a second diffraction grating located at said second Fraunhofer plane and having the same effective grating constant as the grating constant of said first diffraction grating, and

second means for forming an image of said diffracted radiation at a second image plane, whereby lateral chromatic aberrations in the first and higher order diffraction images are corrected.

2. The system according to claim 1 wherein the first portion of said first diffraction grating transmits approximately one-half of the Fraunhofer plane and the second portion of said first diffraction grating transmits the other half of the Fraunhofer plane, and wherein the fraction of the grating constant, which the first and second portions are shifted, is one-half of the constant, whereby the phase shift in the radiation induced by the phase plate is 7\/ 2.

3. The system according to claim ll wherein the fraction of the grating constant, which the first and second portions of the first diffraction grating is shifted, is onefourth of the constant, whereby the phase shift in the radiation induced by the phase plate is M4.

References Cited UNITED STATES PATENTS 2,427,689 9/1947 Osterberg et al. 350l3 (Qther references on following page) 3,493,287 9 10 OTHER REFERENCES DAVID SCHONBERG, Primary Examiner Hauk et a1., Optik, v01. 15, N0. 5; May, 1958, pp. 275- RONALD STERN, st nt Ex m ner 277.

Holder et a1., Schlieren Methods, Notes on Applied Science No. 31, National Physical Laboratory, England, 5 356129 1963, pp. 3132.

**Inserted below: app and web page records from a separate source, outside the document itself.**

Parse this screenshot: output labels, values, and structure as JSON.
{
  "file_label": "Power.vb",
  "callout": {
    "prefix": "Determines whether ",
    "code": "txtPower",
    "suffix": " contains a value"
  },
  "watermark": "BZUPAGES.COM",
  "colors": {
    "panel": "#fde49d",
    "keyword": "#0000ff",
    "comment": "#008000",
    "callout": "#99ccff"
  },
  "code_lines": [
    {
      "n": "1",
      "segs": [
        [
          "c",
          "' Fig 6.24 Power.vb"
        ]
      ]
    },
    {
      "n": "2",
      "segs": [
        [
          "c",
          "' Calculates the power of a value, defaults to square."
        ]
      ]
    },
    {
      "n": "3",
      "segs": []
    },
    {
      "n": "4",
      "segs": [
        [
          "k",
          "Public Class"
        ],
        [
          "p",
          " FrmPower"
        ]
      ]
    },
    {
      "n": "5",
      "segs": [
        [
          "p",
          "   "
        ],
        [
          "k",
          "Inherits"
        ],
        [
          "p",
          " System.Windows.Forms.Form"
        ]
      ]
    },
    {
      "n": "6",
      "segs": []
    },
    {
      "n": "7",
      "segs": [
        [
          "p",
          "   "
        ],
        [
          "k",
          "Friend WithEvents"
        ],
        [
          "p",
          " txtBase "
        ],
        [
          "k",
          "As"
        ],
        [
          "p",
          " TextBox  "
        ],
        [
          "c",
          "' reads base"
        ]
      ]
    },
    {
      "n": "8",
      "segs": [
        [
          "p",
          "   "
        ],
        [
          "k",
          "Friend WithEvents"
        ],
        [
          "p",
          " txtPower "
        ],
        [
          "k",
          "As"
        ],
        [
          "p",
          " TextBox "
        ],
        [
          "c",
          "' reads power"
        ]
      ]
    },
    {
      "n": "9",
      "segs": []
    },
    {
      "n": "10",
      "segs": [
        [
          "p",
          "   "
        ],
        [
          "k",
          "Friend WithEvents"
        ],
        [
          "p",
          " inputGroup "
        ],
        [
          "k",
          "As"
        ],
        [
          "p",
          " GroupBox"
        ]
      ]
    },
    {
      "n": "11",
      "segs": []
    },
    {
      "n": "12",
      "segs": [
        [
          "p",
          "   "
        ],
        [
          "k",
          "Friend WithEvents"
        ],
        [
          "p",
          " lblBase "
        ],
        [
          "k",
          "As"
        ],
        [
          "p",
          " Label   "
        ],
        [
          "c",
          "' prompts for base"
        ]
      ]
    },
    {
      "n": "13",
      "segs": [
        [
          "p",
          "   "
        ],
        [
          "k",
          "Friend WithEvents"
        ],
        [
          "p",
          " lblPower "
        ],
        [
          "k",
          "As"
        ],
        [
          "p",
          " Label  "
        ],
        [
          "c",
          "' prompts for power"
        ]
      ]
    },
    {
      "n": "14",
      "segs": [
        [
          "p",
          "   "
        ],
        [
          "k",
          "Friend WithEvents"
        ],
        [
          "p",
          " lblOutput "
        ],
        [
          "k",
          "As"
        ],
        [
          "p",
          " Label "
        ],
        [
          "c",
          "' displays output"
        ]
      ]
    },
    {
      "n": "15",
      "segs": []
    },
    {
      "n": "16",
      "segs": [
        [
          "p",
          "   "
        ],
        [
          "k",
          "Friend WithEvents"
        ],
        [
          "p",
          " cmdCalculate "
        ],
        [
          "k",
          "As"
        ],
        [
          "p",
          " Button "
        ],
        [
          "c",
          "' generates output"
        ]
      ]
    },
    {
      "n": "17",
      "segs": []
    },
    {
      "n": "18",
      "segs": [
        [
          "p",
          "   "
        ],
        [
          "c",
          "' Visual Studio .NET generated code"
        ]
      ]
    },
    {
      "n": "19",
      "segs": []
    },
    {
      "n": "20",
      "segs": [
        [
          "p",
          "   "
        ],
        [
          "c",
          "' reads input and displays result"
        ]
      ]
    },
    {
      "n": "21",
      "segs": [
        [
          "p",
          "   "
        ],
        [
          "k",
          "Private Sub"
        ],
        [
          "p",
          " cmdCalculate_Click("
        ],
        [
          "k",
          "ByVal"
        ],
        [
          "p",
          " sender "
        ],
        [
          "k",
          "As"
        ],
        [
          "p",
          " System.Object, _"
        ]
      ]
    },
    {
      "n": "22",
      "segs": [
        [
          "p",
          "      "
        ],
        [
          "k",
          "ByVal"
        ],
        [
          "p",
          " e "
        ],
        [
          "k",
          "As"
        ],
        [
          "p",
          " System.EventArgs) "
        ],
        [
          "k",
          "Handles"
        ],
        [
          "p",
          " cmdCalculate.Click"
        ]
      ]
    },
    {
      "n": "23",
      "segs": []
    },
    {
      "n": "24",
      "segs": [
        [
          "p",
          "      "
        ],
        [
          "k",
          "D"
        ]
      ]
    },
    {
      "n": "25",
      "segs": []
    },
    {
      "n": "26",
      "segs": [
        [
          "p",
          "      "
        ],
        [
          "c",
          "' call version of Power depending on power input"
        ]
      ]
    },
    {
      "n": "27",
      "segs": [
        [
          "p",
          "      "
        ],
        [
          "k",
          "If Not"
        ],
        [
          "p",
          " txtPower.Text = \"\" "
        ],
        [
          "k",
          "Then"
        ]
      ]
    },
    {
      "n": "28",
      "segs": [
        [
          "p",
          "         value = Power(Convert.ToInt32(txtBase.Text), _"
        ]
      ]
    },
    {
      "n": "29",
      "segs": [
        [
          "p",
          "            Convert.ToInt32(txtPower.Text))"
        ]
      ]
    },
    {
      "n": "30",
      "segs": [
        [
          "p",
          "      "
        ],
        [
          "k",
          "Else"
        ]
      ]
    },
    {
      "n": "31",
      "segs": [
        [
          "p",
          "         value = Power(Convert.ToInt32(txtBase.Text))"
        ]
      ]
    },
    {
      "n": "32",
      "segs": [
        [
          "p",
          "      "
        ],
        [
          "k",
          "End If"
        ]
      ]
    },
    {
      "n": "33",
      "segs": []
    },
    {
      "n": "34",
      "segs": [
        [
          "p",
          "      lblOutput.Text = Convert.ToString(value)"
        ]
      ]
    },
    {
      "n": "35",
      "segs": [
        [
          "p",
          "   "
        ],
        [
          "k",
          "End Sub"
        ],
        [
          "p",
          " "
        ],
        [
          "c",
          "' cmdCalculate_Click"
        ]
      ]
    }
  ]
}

Patent Citations
Cited PatentFiling datePublication dateApplicantTitle
US2427689 *Aug 28, 1942Sep 23, 1947American Optical CorpMicroscope with special light modifiers
Referenced by
Citing PatentFiling datePublication dateApplicantTitle
US3582635 *Apr 16, 1968Jun 1, 1971Lockheed Aircraft CorpOptical correlation of electronic pulses
US3687535 *Feb 13, 1970Aug 29, 1972Xerox CorpOptical demodulation system
US4331972 *Nov 9, 1978May 25, 1982Rajchman Jan ALight valve, light valve display, and method
US5161057 *Jun 13, 1990Nov 3, 1992Johnson Kenneth CDispersion-compensated fresnel lens
US7741602 *Mar 13, 2007Jun 22, 2010Carl Zeiss Nts GmbhPhase contrast electron microscope
US8039796Mar 19, 2010Oct 18, 2011Carl Zeizz NTS GmbHPhase contrast electron microscope
US8330105Oct 14, 2011Dec 11, 2012Carl Zeiss Nts GmbhPhase contrast electron microscope
EP0359179A2 *Sep 11, 1989Mar 21, 1990Kenneth C. JohnsonDispersion-compensating diffraction grating
EP1922579A1 *Sep 5, 2006May 21, 2008BAE Systems plcA projection display with two plate-like, co-planar waveguides including gratings
Classifications
U.S. Classification359/566, 356/129
International ClassificationG02B27/44, G02B5/18, G02B21/14
Cooperative ClassificationG02B27/44, G02B5/1814, G02B27/46, G02B21/14, G02B27/4205, G02B27/4211, G02B27/4288
European ClassificationG02B27/42A1, G02B27/42W, G02B27/46, G02B27/42A, G02B27/44, G02B5/18E, G02B21/14